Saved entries
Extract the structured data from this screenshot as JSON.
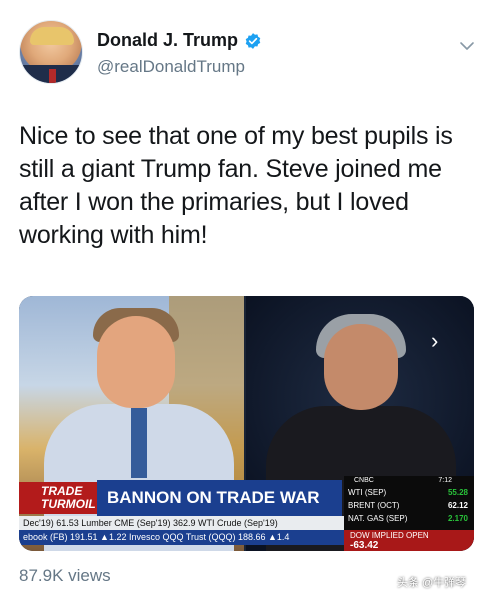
{
  "author": {
    "display_name": "Donald J. Trump",
    "handle": "@realDonaldTrump",
    "verified": true
  },
  "tweet": {
    "text": "Nice to see that one of my best pupils is still a giant Trump fan. Steve joined me after I won the primaries, but I loved working with him!",
    "views": "87.9K views"
  },
  "media": {
    "segment_badge": "TRADE TURMOIL",
    "headline": "BANNON ON TRADE WAR",
    "network": "CNBC",
    "time": "7:12",
    "quotes": [
      {
        "label": "WTI (SEP)",
        "value": "55.28"
      },
      {
        "label": "BRENT (OCT)",
        "value": "62.12"
      },
      {
        "label": "NAT. GAS (SEP)",
        "value": "2.170"
      }
    ],
    "ticker_top": "Dec'19) 61.53   Lumber CME (Sep'19) 362.9   WTI Crude (Sep'19)",
    "ticker_bottom": "ebook (FB) 191.51 ▲1.22   Invesco QQQ Trust (QQQ) 188.66 ▲1.4",
    "dow_label": "DOW IMPLIED OPEN",
    "dow_value": "-63.42"
  },
  "watermark": "头条 @牛弹琴",
  "colors": {
    "verified_blue": "#1da1f2",
    "headline_bar": "#1b3f8f",
    "badge_red": "#b31b1b",
    "text_primary": "#14171a",
    "text_secondary": "#657786"
  },
  "icons": {
    "verified": "verified-badge-icon",
    "menu": "chevron-down-icon",
    "gallery_next": "chevron-right-icon"
  }
}
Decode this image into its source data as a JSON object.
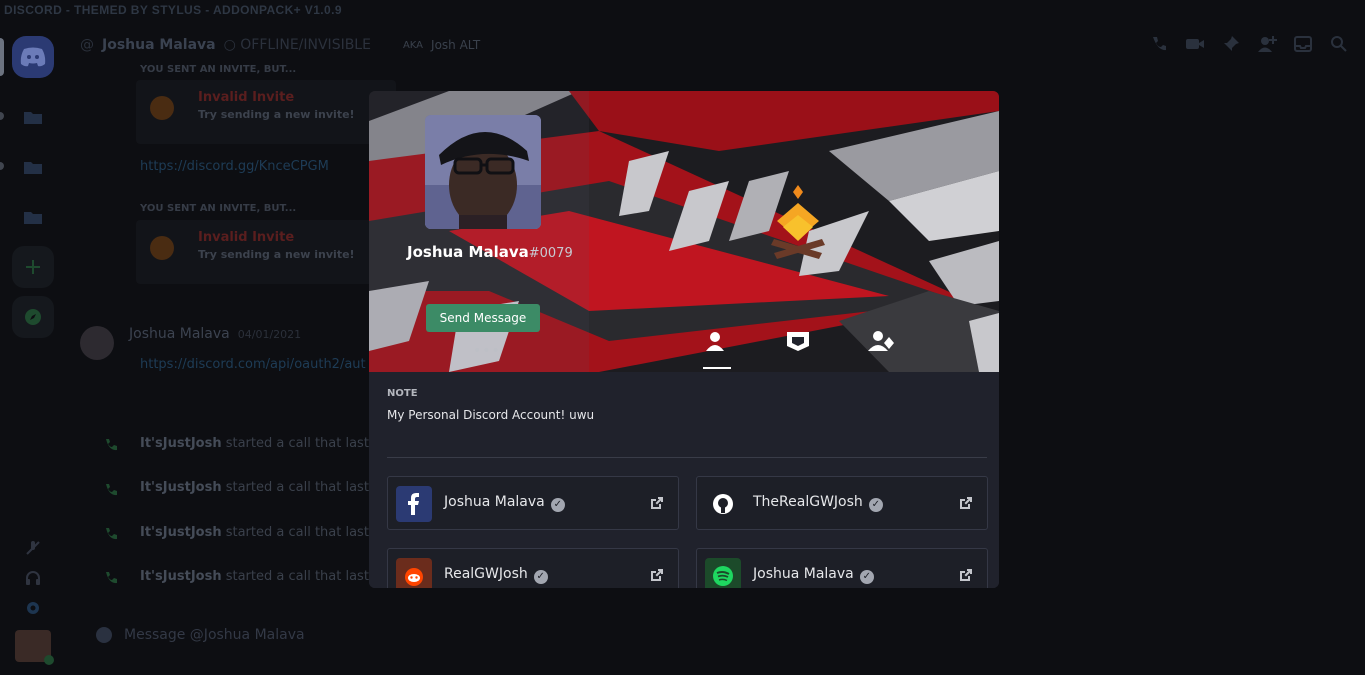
{
  "app": {
    "title_bar": "DISCORD - THEMED BY STYLUS - ADDONPACK+ V1.0.9"
  },
  "header": {
    "at_symbol": "@",
    "name": "Joshua Malava",
    "status": "○ OFFLINE/INVISIBLE",
    "aka_label": "AKA",
    "aka_value": "Josh ALT"
  },
  "messages": {
    "invite_label_1": "YOU SENT AN INVITE, BUT...",
    "invite_title_1": "Invalid Invite",
    "invite_sub_1": "Try sending a new invite!",
    "link_1": "https://discord.gg/KnceCPGM",
    "invite_label_2": "YOU SENT AN INVITE, BUT...",
    "invite_title_2": "Invalid Invite",
    "invite_sub_2": "Try sending a new invite!",
    "author": "Joshua Malava",
    "date": "04/01/2021",
    "link_2": "https://discord.com/api/oauth2/aut",
    "calls": [
      {
        "name": "It'sJustJosh",
        "text": " started a call that laste"
      },
      {
        "name": "It'sJustJosh",
        "text": " started a call that laste"
      },
      {
        "name": "It'sJustJosh",
        "text": " started a call that laste"
      },
      {
        "name": "It'sJustJosh",
        "text": " started a call that laste"
      }
    ]
  },
  "composer": {
    "placeholder": "Message @Joshua Malava"
  },
  "profile": {
    "username": "Joshua Malava",
    "discriminator": "#0079",
    "send_message_label": "Send Message",
    "more_label": "•••",
    "note_label": "NOTE",
    "note_text": "My Personal Discord Account! uwu",
    "accounts": [
      {
        "platform_icon": "facebook-icon",
        "name": "Joshua Malava",
        "color": "#2b3a73"
      },
      {
        "platform_icon": "github-icon",
        "name": "TheRealGWJosh",
        "color": "#1d1f27"
      },
      {
        "platform_icon": "reddit-icon",
        "name": "RealGWJosh",
        "color": "#6b2c1c"
      },
      {
        "platform_icon": "spotify-icon",
        "name": "Joshua Malava",
        "color": "#1c4a2a"
      }
    ],
    "verified_mark": "✓"
  },
  "colors": {
    "send_button": "#3c8b66",
    "banner_red": "#a3121a",
    "modal_bg": "#20222c"
  }
}
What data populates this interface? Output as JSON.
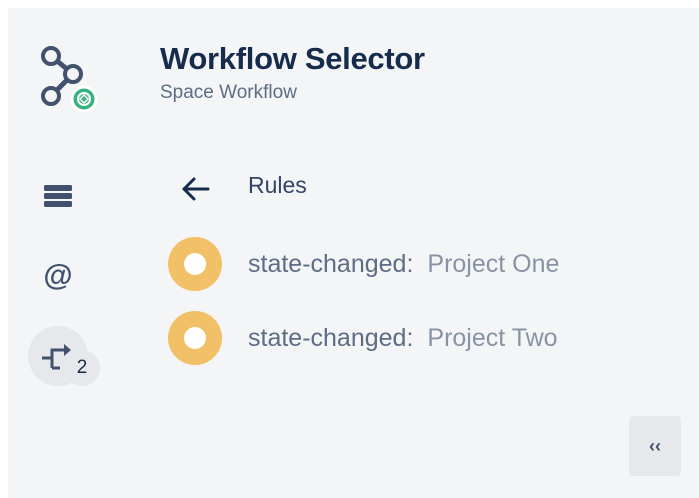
{
  "header": {
    "title": "Workflow Selector",
    "subtitle": "Space Workflow",
    "logo_icon": "workflow-connector-logo"
  },
  "sidebar": {
    "items": [
      {
        "name": "rules-list",
        "icon": "stack-icon",
        "active": false
      },
      {
        "name": "mentions",
        "icon": "at-icon",
        "label": "@",
        "active": false
      },
      {
        "name": "transitions",
        "icon": "transition-arrow-icon",
        "active": true,
        "badge": "2"
      }
    ]
  },
  "section": {
    "back_icon": "arrow-left-icon",
    "title": "Rules"
  },
  "rules": [
    {
      "event": "state-changed:",
      "target": "Project One",
      "status_color": "#f2c066"
    },
    {
      "event": "state-changed:",
      "target": "Project Two",
      "status_color": "#f2c066"
    }
  ],
  "footer": {
    "collapse_label": "‹‹"
  },
  "colors": {
    "panel_bg": "#f4f5f7",
    "title": "#172b4d",
    "muted": "#5e6c84",
    "status": "#f2c066",
    "logo_green": "#36b37e",
    "icon_dark": "#42526e"
  }
}
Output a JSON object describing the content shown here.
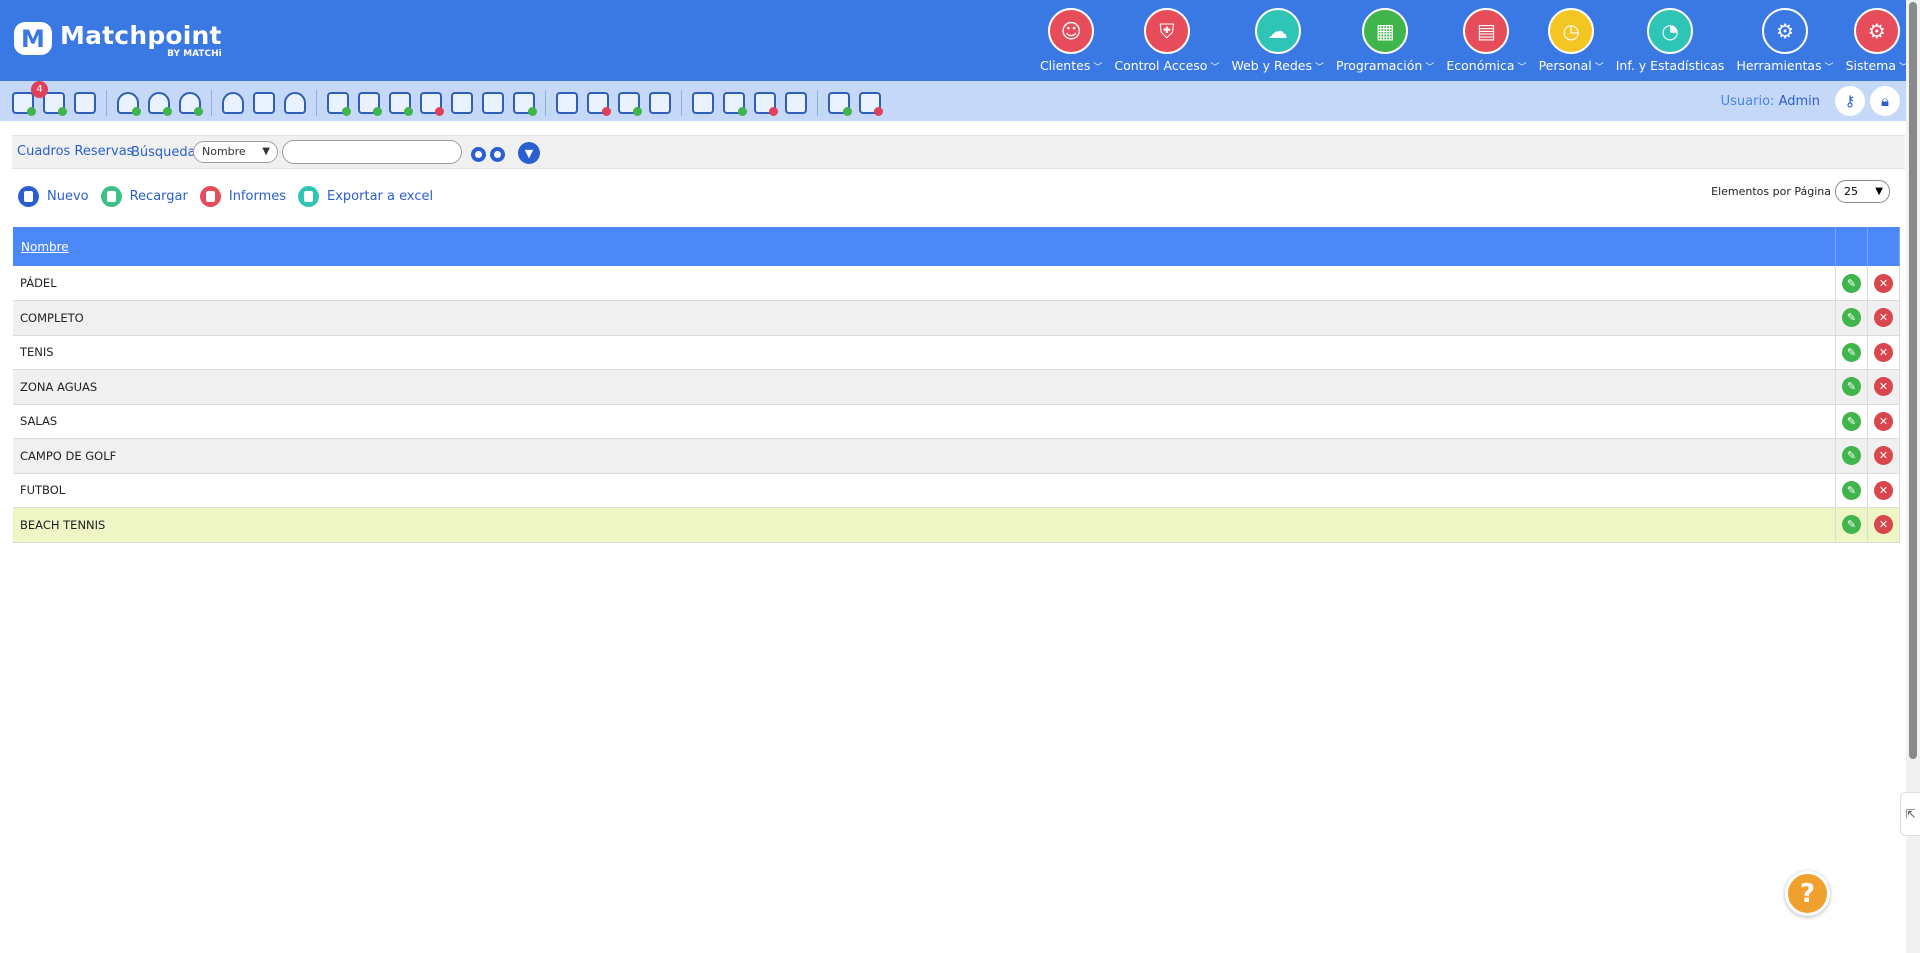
{
  "brand": {
    "name": "Matchpoint",
    "mark": "M",
    "sub": "BY MATCHi"
  },
  "nav": [
    {
      "label": "Clientes",
      "icon": "clientes-icon",
      "color": "#e74c5a",
      "glyph": "☺"
    },
    {
      "label": "Control Acceso",
      "icon": "shield-icon",
      "color": "#e74c5a",
      "glyph": "⛨"
    },
    {
      "label": "Web y Redes",
      "icon": "cloud-icon",
      "color": "#2ec4b6",
      "glyph": "☁"
    },
    {
      "label": "Programación",
      "icon": "calendar-icon",
      "color": "#3fb54b",
      "glyph": "▦"
    },
    {
      "label": "Económica",
      "icon": "calculator-icon",
      "color": "#e74c5a",
      "glyph": "▤"
    },
    {
      "label": "Personal",
      "icon": "staff-icon",
      "color": "#f3c623",
      "glyph": "◷"
    },
    {
      "label": "Inf. y Estadísticas",
      "icon": "stats-icon",
      "color": "#2ec4b6",
      "glyph": "◔"
    },
    {
      "label": "Herramientas",
      "icon": "tools-icon",
      "color": "#3a78e4",
      "glyph": "⚙"
    },
    {
      "label": "Sistema",
      "icon": "system-icon",
      "color": "#e74c5a",
      "glyph": "⚙"
    }
  ],
  "toolbar": {
    "badge": "4",
    "user_prefix": "Usuario:",
    "user_name": "Admin"
  },
  "search": {
    "title": "Cuadros Reservas",
    "label": "Búsqueda",
    "field": "Nombre",
    "value": ""
  },
  "actions": [
    {
      "label": "Nuevo",
      "color": "#2a5fd0"
    },
    {
      "label": "Recargar",
      "color": "#3fbf8a"
    },
    {
      "label": "Informes",
      "color": "#e74c5a"
    },
    {
      "label": "Exportar a excel",
      "color": "#2ec4b6"
    }
  ],
  "pagination": {
    "label": "Elementos por Página",
    "value": "25"
  },
  "table": {
    "header": "Nombre",
    "rows": [
      "PÁDEL",
      "COMPLETO",
      "TENIS",
      "ZONA AGUAS",
      "SALAS",
      "CAMPO DE GOLF",
      "FUTBOL",
      "BEACH TENNIS"
    ]
  },
  "help": "?"
}
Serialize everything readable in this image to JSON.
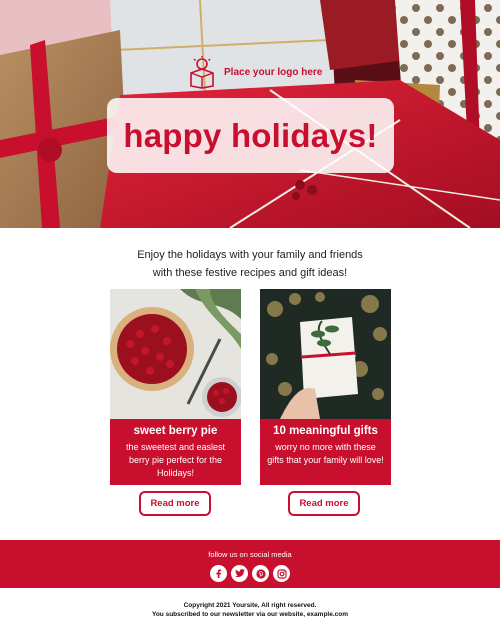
{
  "header": {
    "logo_text": "Place your logo here",
    "title": "happy holidays!"
  },
  "intro": {
    "line1": "Enjoy the holidays with your family and friends",
    "line2": "with these festive recipes and gift ideas!"
  },
  "cards": [
    {
      "title": "sweet berry pie",
      "body": "the sweetest and easlest berry pie perfect for the Holidays!",
      "button_label": "Read more"
    },
    {
      "title": "10 meaningful gifts",
      "body": "worry no more with these gifts that your family will love!",
      "button_label": "Read more"
    }
  ],
  "footer": {
    "follow_text": "follow us on social media",
    "social_icons": [
      "facebook-icon",
      "twitter-icon",
      "pinterest-icon",
      "instagram-icon"
    ]
  },
  "legal": {
    "copyright": "Copyright 2021 Yoursite, All right reserved.",
    "subscribed": "You subscribed to our newsletter via our website, example.com"
  },
  "colors": {
    "accent": "#c8102e",
    "background": "#ffffff"
  }
}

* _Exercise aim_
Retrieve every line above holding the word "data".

* _Your response_
Extract the structured data from this screenshot as JSON.
Decode this image into its source data as a JSON object.
What data populates this interface? Output as JSON.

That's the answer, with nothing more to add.